What you are asked to do ▸ Please return every record exactly, with no pictures included.

[Collected data]
**********
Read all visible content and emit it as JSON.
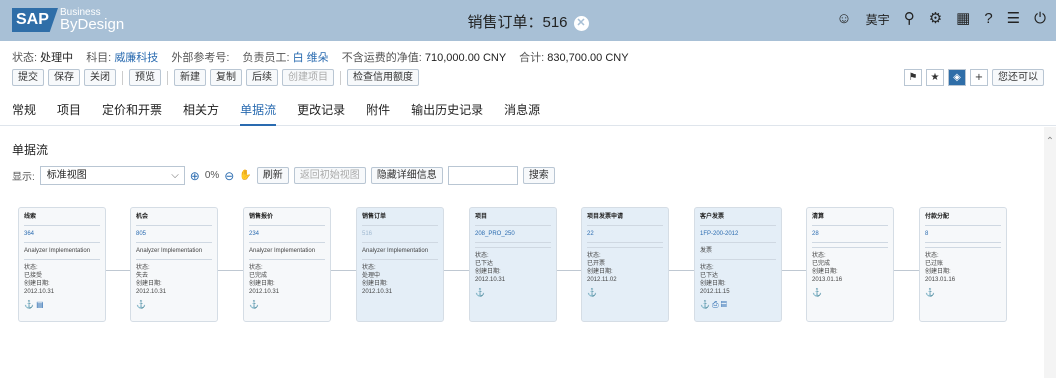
{
  "shell": {
    "logo_main": "SAP",
    "logo_sub_top": "Business",
    "logo_sub_bottom": "ByDesign",
    "title": "销售订单：516",
    "close_glyph": "✕",
    "user": "莫宇",
    "icons": [
      "user-circle-icon",
      "search-icon",
      "gear-icon",
      "calculator-icon",
      "help-icon",
      "list-icon",
      "power-icon"
    ]
  },
  "info": {
    "status_label": "状态:",
    "status_value": "处理中",
    "account_label": "科目:",
    "account_value": "威廉科技",
    "extref_label": "外部参考号:",
    "employee_label": "负责员工:",
    "employee_value": "白 维朵",
    "net_label": "不含运费的净值:",
    "net_value": "710,000.00 CNY",
    "total_label": "合计:",
    "total_value": "830,700.00 CNY"
  },
  "toolbar": {
    "submit": "提交",
    "save": "保存",
    "close": "关闭",
    "preview": "预览",
    "new": "新建",
    "copy": "复制",
    "followup": "后续",
    "create_item": "创建项目",
    "check_credit": "检查信用额度",
    "right_text": "您还可以"
  },
  "tabs": [
    "常规",
    "项目",
    "定价和开票",
    "相关方",
    "单据流",
    "更改记录",
    "附件",
    "输出历史记录",
    "消息源"
  ],
  "section": {
    "title": "单据流",
    "display_label": "显示:",
    "view_value": "标准视图",
    "zoom": "0%",
    "refresh": "刷新",
    "back_to_initial": "返回初始视图",
    "hide_details": "隐藏详细信息",
    "search": "搜索"
  },
  "cards": [
    {
      "title": "线索",
      "id": "364",
      "desc": "Analyzer Implementation",
      "status_label": "状态:",
      "status": "已接受",
      "date_label": "创建日期:",
      "date": "2012.10.31",
      "icons": "⚓ ▤"
    },
    {
      "title": "机会",
      "id": "805",
      "desc": "Analyzer Implementation",
      "status_label": "状态:",
      "status": "失去",
      "date_label": "创建日期:",
      "date": "2012.10.31",
      "icons": "⚓"
    },
    {
      "title": "销售报价",
      "id": "234",
      "desc": "Analyzer Implementation",
      "status_label": "状态:",
      "status": "已完成",
      "date_label": "创建日期:",
      "date": "2012.10.31",
      "icons": "⚓"
    },
    {
      "title": "销售订单",
      "id": "516",
      "desc": "Analyzer Implementation",
      "status_label": "状态:",
      "status": "处理中",
      "date_label": "创建日期:",
      "date": "2012.10.31",
      "icons": ""
    },
    {
      "title": "项目",
      "id": "208_PRO_250",
      "desc": "",
      "status_label": "状态:",
      "status": "已下达",
      "date_label": "创建日期:",
      "date": "2012.10.31",
      "icons": "⚓"
    },
    {
      "title": "项目发票申请",
      "id": "22",
      "desc": "",
      "status_label": "状态:",
      "status": "已开票",
      "date_label": "创建日期:",
      "date": "2012.11.02",
      "icons": "⚓"
    },
    {
      "title": "客户发票",
      "id": "1FP-200-2012",
      "desc": "发票",
      "status_label": "状态:",
      "status": "已下达",
      "date_label": "创建日期:",
      "date": "2012.11.15",
      "icons": "⚓ ⎙ ▤"
    },
    {
      "title": "清算",
      "id": "28",
      "desc": "",
      "status_label": "状态:",
      "status": "已完成",
      "date_label": "创建日期:",
      "date": "2013.01.16",
      "icons": "⚓"
    },
    {
      "title": "付款分配",
      "id": "8",
      "desc": "",
      "status_label": "状态:",
      "status": "已过账",
      "date_label": "创建日期:",
      "date": "2013.01.16",
      "icons": "⚓"
    }
  ]
}
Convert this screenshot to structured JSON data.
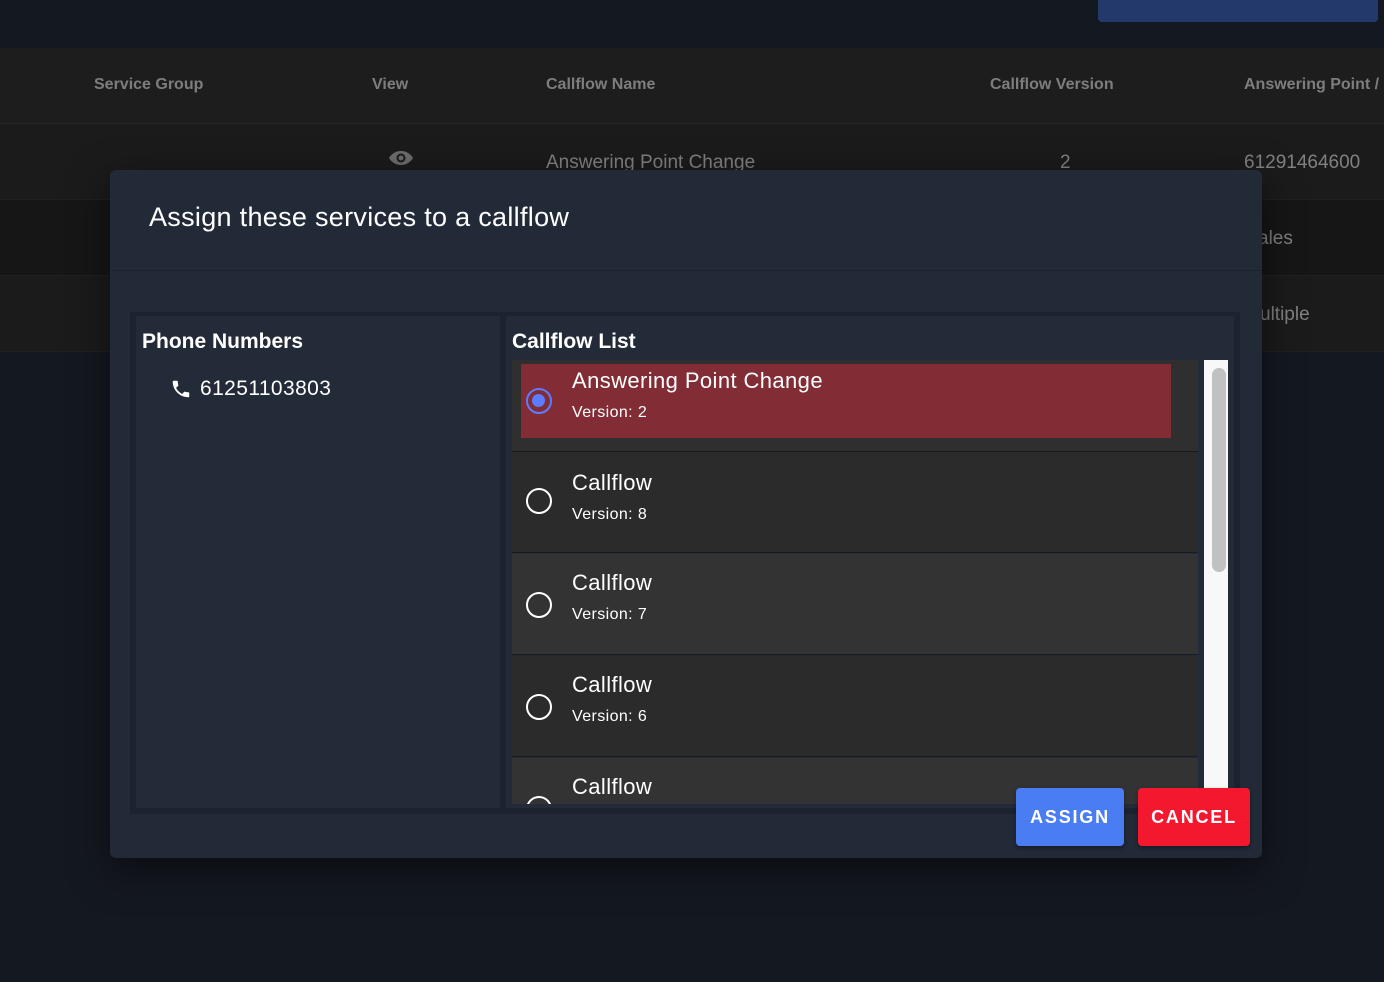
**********
Response to the task ▸
Read all visible content and emit it as JSON.
{
  "shell": {
    "logo_main": "SAP",
    "logo_sub_top": "Business",
    "logo_sub_bottom": "ByDesign",
    "title": "销售订单：516",
    "close_glyph": "✕",
    "user": "莫宇",
    "icons": [
      "user-circle-icon",
      "search-icon",
      "gear-icon",
      "calculator-icon",
      "help-icon",
      "list-icon",
      "power-icon"
    ]
  },
  "info": {
    "status_label": "状态:",
    "status_value": "处理中",
    "account_label": "科目:",
    "account_value": "威廉科技",
    "extref_label": "外部参考号:",
    "employee_label": "负责员工:",
    "employee_value": "白 维朵",
    "net_label": "不含运费的净值:",
    "net_value": "710,000.00 CNY",
    "total_label": "合计:",
    "total_value": "830,700.00 CNY"
  },
  "toolbar": {
    "submit": "提交",
    "save": "保存",
    "close": "关闭",
    "preview": "预览",
    "new": "新建",
    "copy": "复制",
    "followup": "后续",
    "create_item": "创建项目",
    "check_credit": "检查信用额度",
    "right_text": "您还可以"
  },
  "tabs": [
    "常规",
    "项目",
    "定价和开票",
    "相关方",
    "单据流",
    "更改记录",
    "附件",
    "输出历史记录",
    "消息源"
  ],
  "section": {
    "title": "单据流",
    "display_label": "显示:",
    "view_value": "标准视图",
    "zoom": "0%",
    "refresh": "刷新",
    "back_to_initial": "返回初始视图",
    "hide_details": "隐藏详细信息",
    "search": "搜索"
  },
  "cards": [
    {
      "title": "线索",
      "id": "364",
      "desc": "Analyzer Implementation",
      "status_label": "状态:",
      "status": "已接受",
      "date_label": "创建日期:",
      "date": "2012.10.31",
      "icons": "⚓ ▤"
    },
    {
      "title": "机会",
      "id": "805",
      "desc": "Analyzer Implementation",
      "status_label": "状态:",
      "status": "失去",
      "date_label": "创建日期:",
      "date": "2012.10.31",
      "icons": "⚓"
    },
    {
      "title": "销售报价",
      "id": "234",
      "desc": "Analyzer Implementation",
      "status_label": "状态:",
      "status": "已完成",
      "date_label": "创建日期:",
      "date": "2012.10.31",
      "icons": "⚓"
    },
    {
      "title": "销售订单",
      "id": "516",
      "desc": "Analyzer Implementation",
      "status_label": "状态:",
      "status": "处理中",
      "date_label": "创建日期:",
      "date": "2012.10.31",
      "icons": ""
    },
    {
      "title": "项目",
      "id": "208_PRO_250",
      "desc": "",
      "status_label": "状态:",
      "status": "已下达",
      "date_label": "创建日期:",
      "date": "2012.10.31",
      "icons": "⚓"
    },
    {
      "title": "项目发票申请",
      "id": "22",
      "desc": "",
      "status_label": "状态:",
      "status": "已开票",
      "date_label": "创建日期:",
      "date": "2012.11.02",
      "icons": "⚓"
    },
    {
      "title": "客户发票",
      "id": "1FP-200-2012",
      "desc": "发票",
      "status_label": "状态:",
      "status": "已下达",
      "date_label": "创建日期:",
      "date": "2012.11.15",
      "icons": "⚓ ⎙ ▤"
    },
    {
      "title": "清算",
      "id": "28",
      "desc": "",
      "status_label": "状态:",
      "status": "已完成",
      "date_label": "创建日期:",
      "date": "2013.01.16",
      "icons": "⚓"
    },
    {
      "title": "付款分配",
      "id": "8",
      "desc": "",
      "status_label": "状态:",
      "status": "已过账",
      "date_label": "创建日期:",
      "date": "2013.01.16",
      "icons": "⚓"
    }
  ]
}
Convert this screenshot to structured JSON data.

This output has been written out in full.